Saturday, March 07, 2009
Even in a corpus of literature deemed major like American literature, there exists a collection of literary texts that belongs to what is pejoratively labeled as minor literature. With minor, I borrow from Karen Caplan who asserted that “being ‘Minor’…is not a question of essence…but a question of position—a subject position that can only be defined, in the final analysis, in political terms, that is, in terms of the effects of economic exploitation, political disenfranchisement, social manipulation, and ideological domination on the formation of minority subjects and discourses.” Hence, in the midst of canonical writings like those by Ernest Hemingway, William Faulkner, Tennessee Williams, Arthur Miller, Robert Frost, e.e. cummings and other (mostly) white male literary heavyweights, minor literature by women, blacks, diasporic races (like our very own Jose Garcia Villa) and other Others has been made to play second fiddle. It does not matter if the minor literature possesses “‘enlightenment’ or ‘maturation’ of the individual as he becomes gradually integrated into the larger social whole,” according to Filipino postcolonialist Priscelina Patajo-Legasto; the fact that it was written by authors whose subject position is the West’ Other makes for its unfair qualification as a marginalized literature.
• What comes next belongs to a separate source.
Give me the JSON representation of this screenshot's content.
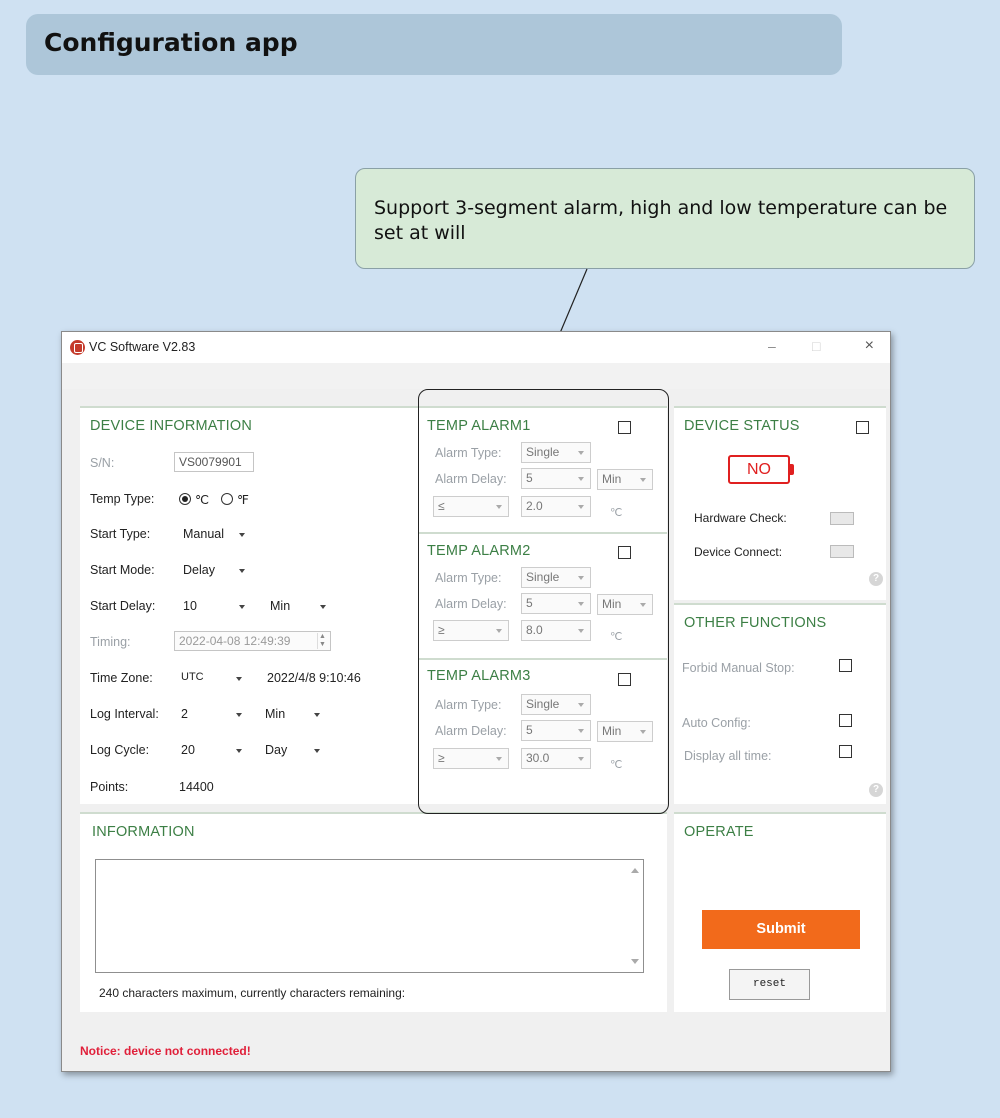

To this category do poems like Tato Laviera’s “Latero Story,” Cathy Song’s “Blue Lantern” and “The Youngest Daughter,” Garrett Hongo’s “Who Among You Knows the Essence of Garlic?” Bernice Zamora’s “On Living in Aztlan” and novels like Leslie Marmon Silko’s Ceremony are designated. Because of Western hegemonic politics, these minor literary texts’ aesthetic value gets ignored and often in their inclusion in American literary studies, it is to the fulfillment of homogenizing and/or exoticizing ends. However, I wish to put forth an alternative possibility that in studying these texts side by side with the perceived canon of contemporary American writing, the project is to reclaim the position of ethnic American writers as legitimate parts of American literature. Through reterritorialization in this major body of literature, universal literature gets demythicized as dissident voices from the margins, i.e. Latinos like Laviera and Zamora, Asian-Americans like Song and Hongo and Native Americans like Silko become objects of serious literary studies, redeemed from what Walter Lowenfels laments as the genocidal rejection of writers of color juxtaposed against a literary pseudostandard that render them underrepresented. Ultimately, when the Western aesthetic ideologies are explained to work on behalf of Western hegemony but, simultaneously, to the detriment of writings considered minor politically, this subversion of universal literature will succeed in elevating minor literature from the margins.